Can you give me an example of a Flex.io pipe?

When the pipe is created, the request and python tasks are added to the pipe. When run() is called on the pipe, the tasks in the pipe object are sent to Flex.io, and the tasks are executed sequentially: the request task issues an HTTP request to the specified URL, and the CSV is read and passed onto the next step; the python step takes this CSV from the output of the request step, summarizes it using Python’s Pandas pivot function, and then passes the final pipe output to the run() callback function in the response.text variable.

How much does Flex.io cost?

Here’s our current pricing.

How do I get started?

You’re in the right place!

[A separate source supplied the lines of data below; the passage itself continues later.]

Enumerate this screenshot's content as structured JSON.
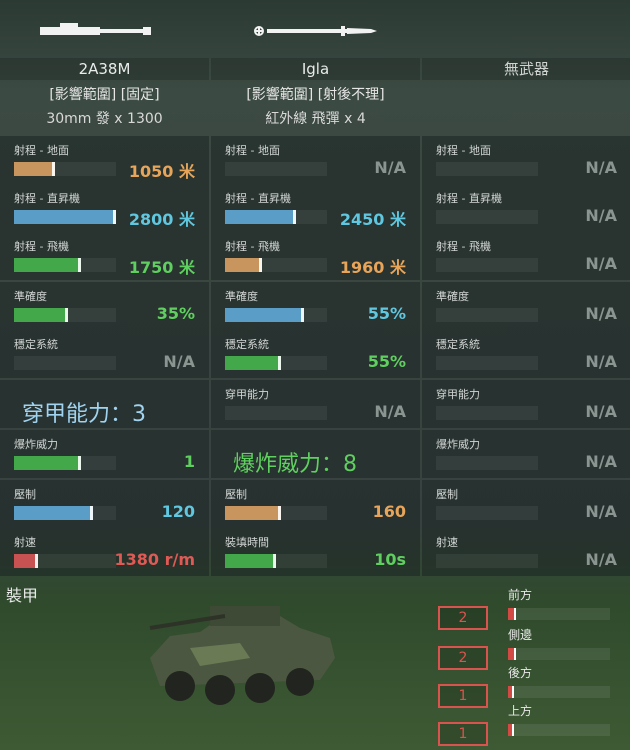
{
  "colors": {
    "orange": "#e8a55a",
    "blue": "#5fc8e0",
    "green": "#5fd05f",
    "red": "#e05a55",
    "grey": "#8a9491",
    "bar_blue": "#5a9ec8",
    "bar_green": "#43a84a",
    "bar_orange": "#c8955f",
    "bar_red": "#c85252",
    "armor_red": "#d9544e"
  },
  "weapons": [
    {
      "name": "2A38M",
      "tags": "[影響範圍] [固定]",
      "ammo": "30mm 發 x 1300",
      "image_icon": "cannon-icon"
    },
    {
      "name": "Igla",
      "tags": "[影響範圍] [射後不理]",
      "ammo": "紅外線 飛彈 x 4",
      "image_icon": "missile-icon"
    },
    {
      "name": "無武器",
      "tags": "",
      "ammo": "",
      "image_icon": ""
    }
  ],
  "stats": [
    {
      "cells": [
        {
          "label": "射程 - 地面",
          "value": "1050 米",
          "fill": 0.4,
          "bar": "orange",
          "vcolor": "orange"
        },
        {
          "label": "射程 - 直昇機",
          "value": "2800 米",
          "fill": 1.0,
          "bar": "blue",
          "vcolor": "blue"
        },
        {
          "label": "射程 - 飛機",
          "value": "1750 米",
          "fill": 0.66,
          "bar": "green",
          "vcolor": "green"
        },
        {
          "label": "準確度",
          "value": "35%",
          "fill": 0.53,
          "bar": "green",
          "vcolor": "green"
        },
        {
          "label": "穩定系統",
          "value": "N/A",
          "fill": 0,
          "bar": "",
          "vcolor": "grey"
        },
        {
          "label": "",
          "value": "",
          "fill": 0,
          "bar": "",
          "vcolor": "grey",
          "big": "穿甲能力：3",
          "bigcolor": "#9fd3f0"
        },
        {
          "label": "爆炸威力",
          "value": "1",
          "fill": 0.66,
          "bar": "green",
          "vcolor": "green"
        },
        {
          "label": "壓制",
          "value": "120",
          "fill": 0.77,
          "bar": "blue",
          "vcolor": "blue"
        },
        {
          "label": "射速",
          "value": "1380 r/m",
          "fill": 0.24,
          "bar": "red",
          "vcolor": "red"
        }
      ]
    },
    {
      "cells": [
        {
          "label": "射程 - 地面",
          "value": "N/A",
          "fill": 0,
          "bar": "",
          "vcolor": "grey"
        },
        {
          "label": "射程 - 直昇機",
          "value": "2450 米",
          "fill": 0.7,
          "bar": "blue",
          "vcolor": "blue"
        },
        {
          "label": "射程 - 飛機",
          "value": "1960 米",
          "fill": 0.36,
          "bar": "orange",
          "vcolor": "orange"
        },
        {
          "label": "準確度",
          "value": "55%",
          "fill": 0.77,
          "bar": "blue",
          "vcolor": "blue"
        },
        {
          "label": "穩定系統",
          "value": "55%",
          "fill": 0.55,
          "bar": "green",
          "vcolor": "green"
        },
        {
          "label": "穿甲能力",
          "value": "N/A",
          "fill": 0,
          "bar": "",
          "vcolor": "grey"
        },
        {
          "label": "",
          "value": "",
          "fill": 0,
          "bar": "",
          "vcolor": "grey",
          "big": "爆炸威力：8",
          "bigcolor": "#5fd05f"
        },
        {
          "label": "壓制",
          "value": "160",
          "fill": 0.55,
          "bar": "orange",
          "vcolor": "orange"
        },
        {
          "label": "裝填時間",
          "value": "10s",
          "fill": 0.5,
          "bar": "green",
          "vcolor": "green"
        }
      ]
    },
    {
      "cells": [
        {
          "label": "射程 - 地面",
          "value": "N/A",
          "fill": 0,
          "bar": "",
          "vcolor": "grey"
        },
        {
          "label": "射程 - 直昇機",
          "value": "N/A",
          "fill": 0,
          "bar": "",
          "vcolor": "grey"
        },
        {
          "label": "射程 - 飛機",
          "value": "N/A",
          "fill": 0,
          "bar": "",
          "vcolor": "grey"
        },
        {
          "label": "準確度",
          "value": "N/A",
          "fill": 0,
          "bar": "",
          "vcolor": "grey"
        },
        {
          "label": "穩定系統",
          "value": "N/A",
          "fill": 0,
          "bar": "",
          "vcolor": "grey"
        },
        {
          "label": "穿甲能力",
          "value": "N/A",
          "fill": 0,
          "bar": "",
          "vcolor": "grey"
        },
        {
          "label": "爆炸威力",
          "value": "N/A",
          "fill": 0,
          "bar": "",
          "vcolor": "grey"
        },
        {
          "label": "壓制",
          "value": "N/A",
          "fill": 0,
          "bar": "",
          "vcolor": "grey"
        },
        {
          "label": "射速",
          "value": "N/A",
          "fill": 0,
          "bar": "",
          "vcolor": "grey"
        }
      ]
    }
  ],
  "armor": {
    "title": "裝甲",
    "vehicle_icon": "armored-vehicle-icon",
    "rows": [
      {
        "label": "前方",
        "value": "2",
        "fill": 0.08
      },
      {
        "label": "側邊",
        "value": "2",
        "fill": 0.08
      },
      {
        "label": "後方",
        "value": "1",
        "fill": 0.06
      },
      {
        "label": "上方",
        "value": "1",
        "fill": 0.06
      }
    ]
  }
}
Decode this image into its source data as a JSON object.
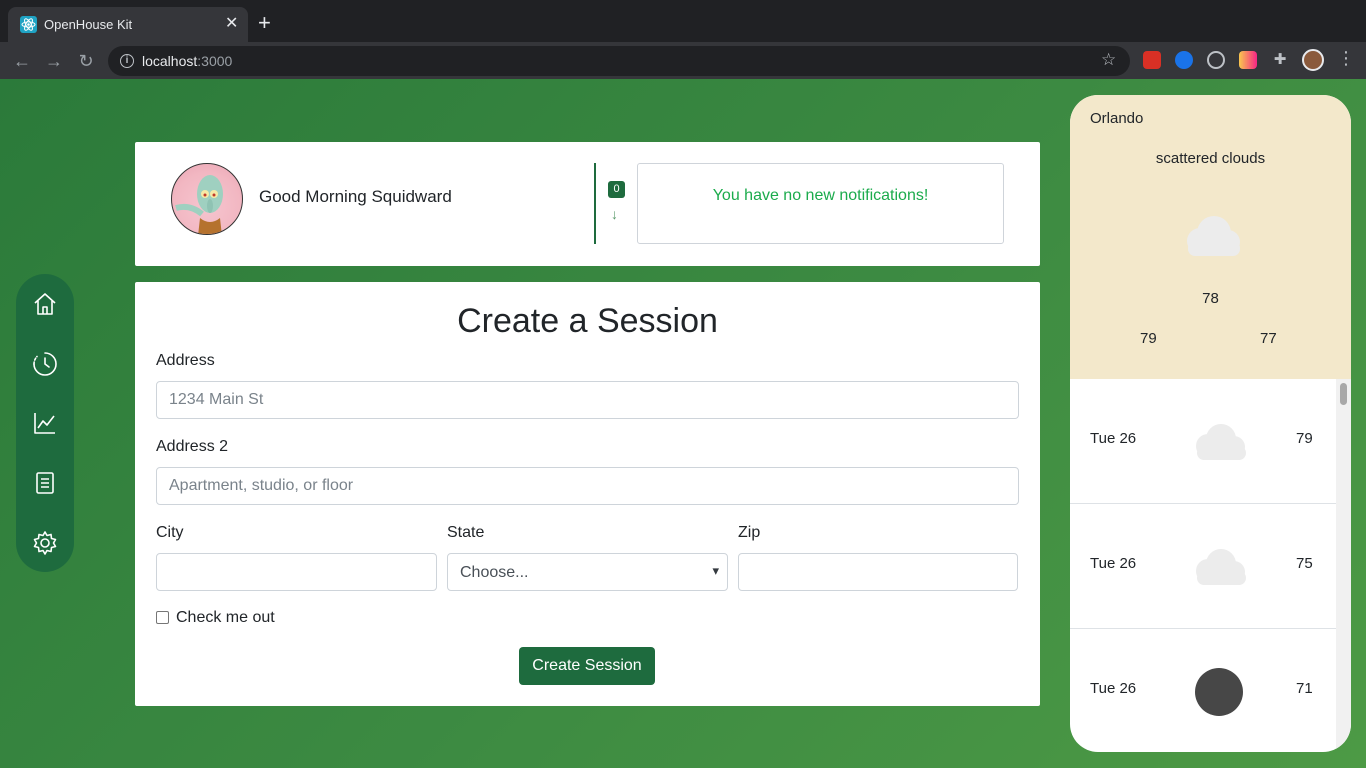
{
  "browser": {
    "tab_title": "OpenHouse Kit",
    "url_host": "localhost",
    "url_port": ":3000"
  },
  "header": {
    "greeting": "Good Morning Squidward",
    "notification_count": "0",
    "notification_message": "You have no new notifications!"
  },
  "sidenav": {
    "items": [
      "home-icon",
      "history-icon",
      "chart-icon",
      "document-icon",
      "settings-icon"
    ]
  },
  "form": {
    "title": "Create a Session",
    "address_label": "Address",
    "address_placeholder": "1234 Main St",
    "address2_label": "Address 2",
    "address2_placeholder": "Apartment, studio, or floor",
    "city_label": "City",
    "state_label": "State",
    "state_value": "Choose...",
    "zip_label": "Zip",
    "checkbox_label": "Check me out",
    "submit_label": "Create Session"
  },
  "weather": {
    "city": "Orlando",
    "description": "scattered clouds",
    "current_temp": "78",
    "high": "79",
    "low": "77",
    "forecast": [
      {
        "day": "Tue 26",
        "icon": "cloud-icon",
        "temp": "79"
      },
      {
        "day": "Tue 26",
        "icon": "cloud-icon",
        "temp": "75"
      },
      {
        "day": "Tue 26",
        "icon": "moon-icon",
        "temp": "71"
      }
    ]
  },
  "colors": {
    "brand": "#1e6b3e",
    "notification_text": "#1bab4c",
    "weather_panel": "#f3e8cb"
  }
}
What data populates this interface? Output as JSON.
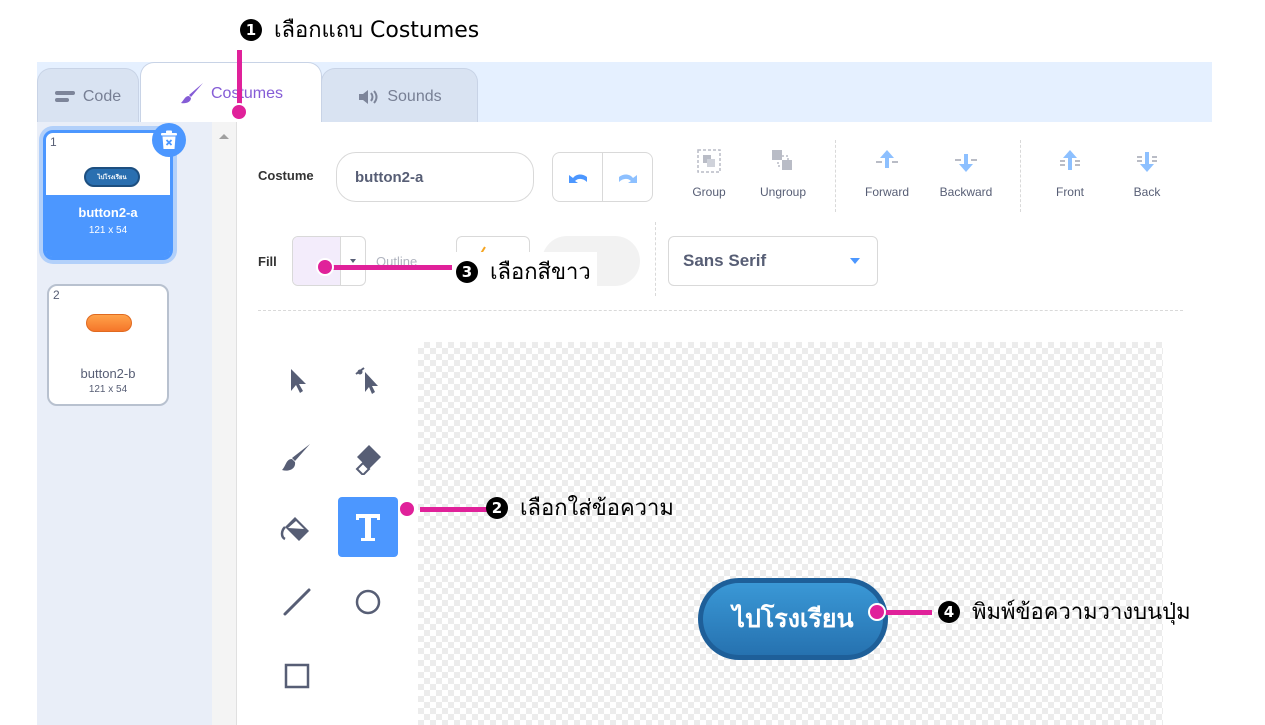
{
  "annotations": {
    "step1": {
      "num": "1",
      "text": "เลือกแถบ Costumes"
    },
    "step2": {
      "num": "2",
      "text": "เลือกใส่ข้อความ"
    },
    "step3": {
      "num": "3",
      "text": "เลือกสีขาว"
    },
    "step4": {
      "num": "4",
      "text": "พิมพ์ข้อความวางบนปุ่ม"
    }
  },
  "tabs": [
    {
      "label": "Code",
      "icon": "code-icon"
    },
    {
      "label": "Costumes",
      "icon": "brush-icon"
    },
    {
      "label": "Sounds",
      "icon": "speaker-icon"
    }
  ],
  "costumes": [
    {
      "num": "1",
      "name": "button2-a",
      "size": "121 x 54",
      "thumb_text": "ไปโรงเรียน",
      "selected": true
    },
    {
      "num": "2",
      "name": "button2-b",
      "size": "121 x 54",
      "selected": false
    }
  ],
  "editor": {
    "costume_label": "Costume",
    "costume_name": "button2-a",
    "group": "Group",
    "ungroup": "Ungroup",
    "forward": "Forward",
    "backward": "Backward",
    "front": "Front",
    "back": "Back",
    "fill_label": "Fill",
    "outline_label": "Outline",
    "outline_width": "0",
    "font": "Sans Serif"
  },
  "canvas": {
    "button_text": "ไปโรงเรียน"
  },
  "colors": {
    "accent": "#4c97ff",
    "highlight": "#e0219a",
    "button_fill": "#2a7fc0"
  }
}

Start reading this quick start guide from the top.

Where can I find out more?

To see numerous code examples and run them, take a look at the Flex.io templates:

To see how to build specific solutions with full-fledged demos, checkout out the Flex.io documentation:

To find out more about the product and the pricing, take a look at the following:

Who are you guys anyway?

Thanks for asking! Here’s our team.

Help

Need help? Click on the message icon in the lower-right of this page or the application and type away. Or email us at support@flex.io. We’d love to help you!

Contact Us

Want to talk? Give us a shout!

Talk to Us

hello@flex.io
support@flex.io

Visit Us

Flex.io
1 North State Street
Suite 1500
Chicago, IL 60602

Documentation

Take a look at these to find out more about the SDK and API:

Tutorials

Check out our tutorials to find out how to solve specific problems.